Things You'll Need
Measure the pipe's inside diameter. If you have access to a cut end of the pipe, place a ruler or tape measure across the end and measure the distance between the pipe's inner walls.
Round down the actual inside diameter to the next smaller nominal size. This is necessary for pipe with an inside diameter of two inches or less. Typical nominal sizes in inches are 1/4, 3/8, 1/2, 3/4, 1, 1 1/4, 1 1/2, 2 and 2 1/2. For the smaller pipe, there may be a significant difference between your measurement and the nominal size.
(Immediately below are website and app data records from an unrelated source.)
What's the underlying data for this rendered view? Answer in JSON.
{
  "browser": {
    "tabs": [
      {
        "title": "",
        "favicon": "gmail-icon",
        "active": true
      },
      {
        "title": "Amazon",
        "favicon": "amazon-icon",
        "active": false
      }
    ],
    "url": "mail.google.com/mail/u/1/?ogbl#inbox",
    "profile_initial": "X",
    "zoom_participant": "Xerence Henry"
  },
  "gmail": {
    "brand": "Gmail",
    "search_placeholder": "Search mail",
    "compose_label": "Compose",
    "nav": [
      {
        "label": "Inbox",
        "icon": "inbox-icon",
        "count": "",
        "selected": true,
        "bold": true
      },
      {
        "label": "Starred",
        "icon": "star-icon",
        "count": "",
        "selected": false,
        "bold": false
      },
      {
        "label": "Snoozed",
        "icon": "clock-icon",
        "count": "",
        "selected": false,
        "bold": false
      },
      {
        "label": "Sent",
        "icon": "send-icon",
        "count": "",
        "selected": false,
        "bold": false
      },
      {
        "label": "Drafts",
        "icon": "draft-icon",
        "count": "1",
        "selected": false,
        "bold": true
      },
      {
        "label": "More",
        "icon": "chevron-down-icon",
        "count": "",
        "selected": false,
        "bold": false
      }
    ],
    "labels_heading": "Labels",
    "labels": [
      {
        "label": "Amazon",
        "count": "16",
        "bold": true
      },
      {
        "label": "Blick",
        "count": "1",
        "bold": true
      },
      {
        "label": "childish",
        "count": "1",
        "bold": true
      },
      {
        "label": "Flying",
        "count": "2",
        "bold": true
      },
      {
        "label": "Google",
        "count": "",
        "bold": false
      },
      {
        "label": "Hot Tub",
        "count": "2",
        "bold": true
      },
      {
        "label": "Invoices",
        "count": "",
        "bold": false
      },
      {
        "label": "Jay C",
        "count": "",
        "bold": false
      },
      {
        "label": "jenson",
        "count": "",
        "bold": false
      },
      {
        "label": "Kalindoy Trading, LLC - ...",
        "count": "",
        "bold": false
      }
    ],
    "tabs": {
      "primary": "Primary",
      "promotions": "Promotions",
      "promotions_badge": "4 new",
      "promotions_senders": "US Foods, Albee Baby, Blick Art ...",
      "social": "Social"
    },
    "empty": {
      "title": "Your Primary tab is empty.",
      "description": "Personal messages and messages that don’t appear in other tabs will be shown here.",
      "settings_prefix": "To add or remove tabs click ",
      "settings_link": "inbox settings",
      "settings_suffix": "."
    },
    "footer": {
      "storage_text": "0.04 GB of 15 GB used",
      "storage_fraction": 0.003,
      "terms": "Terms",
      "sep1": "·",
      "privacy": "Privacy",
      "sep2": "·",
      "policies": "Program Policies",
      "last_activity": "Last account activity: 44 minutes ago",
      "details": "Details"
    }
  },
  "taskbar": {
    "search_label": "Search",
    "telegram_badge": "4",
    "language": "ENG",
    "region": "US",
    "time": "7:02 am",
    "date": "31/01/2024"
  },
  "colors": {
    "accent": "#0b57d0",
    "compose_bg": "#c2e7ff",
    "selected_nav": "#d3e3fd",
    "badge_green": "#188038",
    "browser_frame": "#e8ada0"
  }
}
For example, a 3/8 nominal pipe measures almost half an inch.
For larger pipe, you may have to round up. For example, a 2 1/2-inch nominal pipe has an inside diameter of slightly less than 2
Measure the outside diameter of the pipe to estimate the inside diameter. This is necessary if you don't have access to a cut end and cannot measure the inside diameter directly. Find the circumference by wrapping a piece of paper around the pipe, marking where it overlaps, then removing the paper and measuring it's length. Divide the circumference measurement by 3.14 (or pi) to find the outside diameter.
Estimate the inside diameter by subtracting 1/4-inch from the outside diameter, if your pipe is standard Schedule 40 galvanized pipe. If you suspect your pipe is Schedule 80 extra strong pipe, subtract 3/8 inch. Schedule 120 double extra strong pipe is significantly heavier and if you suspect you have it, subtract 11/32 inch.
Use the estimated inside diameter to estimate the nominal pipe size, as in Step 2.